What to do —
Your response should give back each record exactly, word for word.

Dataset entries —
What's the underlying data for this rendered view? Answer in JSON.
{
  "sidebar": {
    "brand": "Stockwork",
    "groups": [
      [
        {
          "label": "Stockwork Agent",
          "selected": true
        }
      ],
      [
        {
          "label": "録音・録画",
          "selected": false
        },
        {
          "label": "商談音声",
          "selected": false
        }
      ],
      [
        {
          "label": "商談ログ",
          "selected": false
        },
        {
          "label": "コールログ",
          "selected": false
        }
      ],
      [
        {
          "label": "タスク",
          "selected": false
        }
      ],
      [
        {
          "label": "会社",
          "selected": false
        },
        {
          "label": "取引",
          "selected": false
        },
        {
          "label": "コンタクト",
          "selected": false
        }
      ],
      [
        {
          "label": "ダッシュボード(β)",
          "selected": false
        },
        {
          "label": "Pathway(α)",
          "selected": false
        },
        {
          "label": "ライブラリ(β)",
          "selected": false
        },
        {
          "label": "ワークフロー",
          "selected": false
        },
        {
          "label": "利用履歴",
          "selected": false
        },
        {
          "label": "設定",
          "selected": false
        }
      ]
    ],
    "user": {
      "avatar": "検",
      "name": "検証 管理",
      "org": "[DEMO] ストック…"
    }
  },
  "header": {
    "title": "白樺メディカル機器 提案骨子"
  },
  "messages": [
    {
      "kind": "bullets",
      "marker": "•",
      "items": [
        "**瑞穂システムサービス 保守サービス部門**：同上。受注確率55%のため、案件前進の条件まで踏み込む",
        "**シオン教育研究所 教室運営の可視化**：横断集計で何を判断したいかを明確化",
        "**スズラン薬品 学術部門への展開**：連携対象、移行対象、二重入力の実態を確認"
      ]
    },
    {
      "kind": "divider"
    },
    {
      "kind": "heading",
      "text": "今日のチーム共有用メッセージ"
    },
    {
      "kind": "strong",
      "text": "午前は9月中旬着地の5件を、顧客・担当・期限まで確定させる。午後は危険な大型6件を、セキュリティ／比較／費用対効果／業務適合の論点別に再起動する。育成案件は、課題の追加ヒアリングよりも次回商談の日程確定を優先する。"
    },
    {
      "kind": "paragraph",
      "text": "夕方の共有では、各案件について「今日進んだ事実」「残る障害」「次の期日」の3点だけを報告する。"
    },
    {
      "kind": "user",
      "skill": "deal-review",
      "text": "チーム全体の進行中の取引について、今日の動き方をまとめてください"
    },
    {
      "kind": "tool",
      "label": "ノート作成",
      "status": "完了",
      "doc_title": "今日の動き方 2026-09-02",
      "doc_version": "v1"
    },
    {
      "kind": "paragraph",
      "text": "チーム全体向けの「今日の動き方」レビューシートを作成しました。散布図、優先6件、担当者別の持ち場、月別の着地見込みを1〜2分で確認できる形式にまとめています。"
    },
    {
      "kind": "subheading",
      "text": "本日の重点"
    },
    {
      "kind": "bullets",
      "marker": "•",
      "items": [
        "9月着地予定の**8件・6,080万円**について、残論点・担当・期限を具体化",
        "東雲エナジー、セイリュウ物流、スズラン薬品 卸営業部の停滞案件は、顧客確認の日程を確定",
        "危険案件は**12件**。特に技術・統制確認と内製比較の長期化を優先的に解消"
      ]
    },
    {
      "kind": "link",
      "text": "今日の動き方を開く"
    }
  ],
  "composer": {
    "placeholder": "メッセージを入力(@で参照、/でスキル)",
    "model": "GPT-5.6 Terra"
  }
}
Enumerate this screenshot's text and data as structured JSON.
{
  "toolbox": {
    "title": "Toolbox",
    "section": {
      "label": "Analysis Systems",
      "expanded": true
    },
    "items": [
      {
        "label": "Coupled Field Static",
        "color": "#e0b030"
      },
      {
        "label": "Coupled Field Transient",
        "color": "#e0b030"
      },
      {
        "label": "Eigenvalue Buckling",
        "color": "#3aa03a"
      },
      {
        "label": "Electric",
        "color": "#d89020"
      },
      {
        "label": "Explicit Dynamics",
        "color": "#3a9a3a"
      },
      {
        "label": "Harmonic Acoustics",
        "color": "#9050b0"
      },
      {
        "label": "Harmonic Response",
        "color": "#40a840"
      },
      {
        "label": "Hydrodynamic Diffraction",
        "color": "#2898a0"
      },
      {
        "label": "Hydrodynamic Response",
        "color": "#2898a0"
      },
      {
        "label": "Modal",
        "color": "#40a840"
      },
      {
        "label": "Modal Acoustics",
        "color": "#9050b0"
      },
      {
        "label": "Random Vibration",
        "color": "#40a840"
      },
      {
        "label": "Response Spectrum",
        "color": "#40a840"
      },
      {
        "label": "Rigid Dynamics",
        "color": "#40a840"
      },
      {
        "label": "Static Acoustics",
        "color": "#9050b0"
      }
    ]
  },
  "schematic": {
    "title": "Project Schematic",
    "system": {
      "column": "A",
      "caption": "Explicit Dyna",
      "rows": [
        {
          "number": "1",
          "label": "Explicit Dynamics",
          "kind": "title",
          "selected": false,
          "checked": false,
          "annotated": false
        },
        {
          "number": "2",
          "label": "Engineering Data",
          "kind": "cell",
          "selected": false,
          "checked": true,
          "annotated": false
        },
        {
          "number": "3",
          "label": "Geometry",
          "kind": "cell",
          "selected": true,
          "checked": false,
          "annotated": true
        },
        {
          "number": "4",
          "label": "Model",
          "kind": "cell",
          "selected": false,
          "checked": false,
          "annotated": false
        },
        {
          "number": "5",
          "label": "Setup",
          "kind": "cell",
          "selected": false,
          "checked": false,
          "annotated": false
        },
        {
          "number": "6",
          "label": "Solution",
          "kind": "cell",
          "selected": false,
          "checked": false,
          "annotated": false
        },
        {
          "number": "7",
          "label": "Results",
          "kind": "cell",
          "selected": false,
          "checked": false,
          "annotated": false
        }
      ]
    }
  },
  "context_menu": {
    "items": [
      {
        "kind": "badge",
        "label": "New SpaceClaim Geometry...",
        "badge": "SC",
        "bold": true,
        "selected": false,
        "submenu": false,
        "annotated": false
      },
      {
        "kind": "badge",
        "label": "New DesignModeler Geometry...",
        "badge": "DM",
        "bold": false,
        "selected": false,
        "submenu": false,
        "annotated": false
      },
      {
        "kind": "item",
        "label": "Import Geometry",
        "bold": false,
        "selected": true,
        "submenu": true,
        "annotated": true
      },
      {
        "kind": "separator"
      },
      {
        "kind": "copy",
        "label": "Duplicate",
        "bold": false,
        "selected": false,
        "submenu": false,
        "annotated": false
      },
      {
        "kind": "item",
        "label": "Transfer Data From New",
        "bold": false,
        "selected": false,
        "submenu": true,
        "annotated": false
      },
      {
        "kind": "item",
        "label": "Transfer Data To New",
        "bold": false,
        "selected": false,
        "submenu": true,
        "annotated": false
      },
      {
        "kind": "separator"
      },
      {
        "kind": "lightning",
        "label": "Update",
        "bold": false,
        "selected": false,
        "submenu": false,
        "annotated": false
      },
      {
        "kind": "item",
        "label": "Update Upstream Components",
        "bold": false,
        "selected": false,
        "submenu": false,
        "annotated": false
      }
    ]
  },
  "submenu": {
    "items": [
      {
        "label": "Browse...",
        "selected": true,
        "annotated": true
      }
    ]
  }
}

Task response —
What's the underlying data for this rendered view? Answer in JSON.
{
  "sidebar": {
    "brand": "Stockwork",
    "groups": [
      [
        {
          "label": "Stockwork Agent",
          "selected": true
        }
      ],
      [
        {
          "label": "録音・録画",
          "selected": false
        },
        {
          "label": "商談音声",
          "selected": false
        }
      ],
      [
        {
          "label": "商談ログ",
          "selected": false
        },
        {
          "label": "コールログ",
          "selected": false
        }
      ],
      [
        {
          "label": "タスク",
          "selected": false
        }
      ],
      [
        {
          "label": "会社",
          "selected": false
        },
        {
          "label": "取引",
          "selected": false
        },
        {
          "label": "コンタクト",
          "selected": false
        }
      ],
      [
        {
          "label": "ダッシュボード(β)",
          "selected": false
        },
        {
          "label": "Pathway(α)",
          "selected": false
        },
        {
          "label": "ライブラリ(β)",
          "selected": false
        },
        {
          "label": "ワークフロー",
          "selected": false
        },
        {
          "label": "利用履歴",
          "selected": false
        },
        {
          "label": "設定",
          "selected": false
        }
      ]
    ],
    "user": {
      "avatar": "検",
      "name": "検証 管理",
      "org": "[DEMO] ストック…"
    }
  },
  "header": {
    "title": "白樺メディカル機器 提案骨子"
  },
  "messages": [
    {
      "kind": "bullets",
      "marker": "•",
      "items": [
        "**瑞穂システムサービス 保守サービス部門**：同上。受注確率55%のため、案件前進の条件まで踏み込む",
        "**シオン教育研究所 教室運営の可視化**：横断集計で何を判断したいかを明確化",
        "**スズラン薬品 学術部門への展開**：連携対象、移行対象、二重入力の実態を確認"
      ]
    },
    {
      "kind": "divider"
    },
    {
      "kind": "heading",
      "text": "今日のチーム共有用メッセージ"
    },
    {
      "kind": "strong",
      "text": "午前は9月中旬着地の5件を、顧客・担当・期限まで確定させる。午後は危険な大型6件を、セキュリティ／比較／費用対効果／業務適合の論点別に再起動する。育成案件は、課題の追加ヒアリングよりも次回商談の日程確定を優先する。"
    },
    {
      "kind": "paragraph",
      "text": "夕方の共有では、各案件について「今日進んだ事実」「残る障害」「次の期日」の3点だけを報告する。"
    },
    {
      "kind": "user",
      "skill": "deal-review",
      "text": "チーム全体の進行中の取引について、今日の動き方をまとめてください"
    },
    {
      "kind": "tool",
      "label": "ノート作成",
      "status": "完了",
      "doc_title": "今日の動き方 2026-09-02",
      "doc_version": "v1"
    },
    {
      "kind": "paragraph",
      "text": "チーム全体向けの「今日の動き方」レビューシートを作成しました。散布図、優先6件、担当者別の持ち場、月別の着地見込みを1〜2分で確認できる形式にまとめています。"
    },
    {
      "kind": "subheading",
      "text": "本日の重点"
    },
    {
      "kind": "bullets",
      "marker": "•",
      "items": [
        "9月着地予定の**8件・6,080万円**について、残論点・担当・期限を具体化",
        "東雲エナジー、セイリュウ物流、スズラン薬品 卸営業部の停滞案件は、顧客確認の日程を確定",
        "危険案件は**12件**。特に技術・統制確認と内製比較の長期化を優先的に解消"
      ]
    },
    {
      "kind": "link",
      "text": "今日の動き方を開く"
    }
  ],
  "composer": {
    "placeholder": "メッセージを入力(@で参照、/でスキル)",
    "model": "GPT-5.6 Terra"
  }
}
Enumerate this screenshot's text and data as structured JSON.
{
  "toolbox": {
    "title": "Toolbox",
    "section": {
      "label": "Analysis Systems",
      "expanded": true
    },
    "items": [
      {
        "label": "Coupled Field Static",
        "color": "#e0b030"
      },
      {
        "label": "Coupled Field Transient",
        "color": "#e0b030"
      },
      {
        "label": "Eigenvalue Buckling",
        "color": "#3aa03a"
      },
      {
        "label": "Electric",
        "color": "#d89020"
      },
      {
        "label": "Explicit Dynamics",
        "color": "#3a9a3a"
      },
      {
        "label": "Harmonic Acoustics",
        "color": "#9050b0"
      },
      {
        "label": "Harmonic Response",
        "color": "#40a840"
      },
      {
        "label": "Hydrodynamic Diffraction",
        "color": "#2898a0"
      },
      {
        "label": "Hydrodynamic Response",
        "color": "#2898a0"
      },
      {
        "label": "Modal",
        "color": "#40a840"
      },
      {
        "label": "Modal Acoustics",
        "color": "#9050b0"
      },
      {
        "label": "Random Vibration",
        "color": "#40a840"
      },
      {
        "label": "Response Spectrum",
        "color": "#40a840"
      },
      {
        "label": "Rigid Dynamics",
        "color": "#40a840"
      },
      {
        "label": "Static Acoustics",
        "color": "#9050b0"
      }
    ]
  },
  "schematic": {
    "title": "Project Schematic",
    "system": {
      "column": "A",
      "caption": "Explicit Dyna",
      "rows": [
        {
          "number": "1",
          "label": "Explicit Dynamics",
          "kind": "title",
          "selected": false,
          "checked": false,
          "annotated": false
        },
        {
          "number": "2",
          "label": "Engineering Data",
          "kind": "cell",
          "selected": false,
          "checked": true,
          "annotated": false
        },
        {
          "number": "3",
          "label": "Geometry",
          "kind": "cell",
          "selected": true,
          "checked": false,
          "annotated": true
        },
        {
          "number": "4",
          "label": "Model",
          "kind": "cell",
          "selected": false,
          "checked": false,
          "annotated": false
        },
        {
          "number": "5",
          "label": "Setup",
          "kind": "cell",
          "selected": false,
          "checked": false,
          "annotated": false
        },
        {
          "number": "6",
          "label": "Solution",
          "kind": "cell",
          "selected": false,
          "checked": false,
          "annotated": false
        },
        {
          "number": "7",
          "label": "Results",
          "kind": "cell",
          "selected": false,
          "checked": false,
          "annotated": false
        }
      ]
    }
  },
  "context_menu": {
    "items": [
      {
        "kind": "badge",
        "label": "New SpaceClaim Geometry...",
        "badge": "SC",
        "bold": true,
        "selected": false,
        "submenu": false,
        "annotated": false
      },
      {
        "kind": "badge",
        "label": "New DesignModeler Geometry...",
        "badge": "DM",
        "bold": false,
        "selected": false,
        "submenu": false,
        "annotated": false
      },
      {
        "kind": "item",
        "label": "Import Geometry",
        "bold": false,
        "selected": true,
        "submenu": true,
        "annotated": true
      },
      {
        "kind": "separator"
      },
      {
        "kind": "copy",
        "label": "Duplicate",
        "bold": false,
        "selected": false,
        "submenu": false,
        "annotated": false
      },
      {
        "kind": "item",
        "label": "Transfer Data From New",
        "bold": false,
        "selected": false,
        "submenu": true,
        "annotated": false
      },
      {
        "kind": "item",
        "label": "Transfer Data To New",
        "bold": false,
        "selected": false,
        "submenu": true,
        "annotated": false
      },
      {
        "kind": "separator"
      },
      {
        "kind": "lightning",
        "label": "Update",
        "bold": false,
        "selected": false,
        "submenu": false,
        "annotated": false
      },
      {
        "kind": "item",
        "label": "Update Upstream Components",
        "bold": false,
        "selected": false,
        "submenu": false,
        "annotated": false
      }
    ]
  },
  "submenu": {
    "items": [
      {
        "label": "Browse...",
        "selected": true,
        "annotated": true
      }
    ]
  }
}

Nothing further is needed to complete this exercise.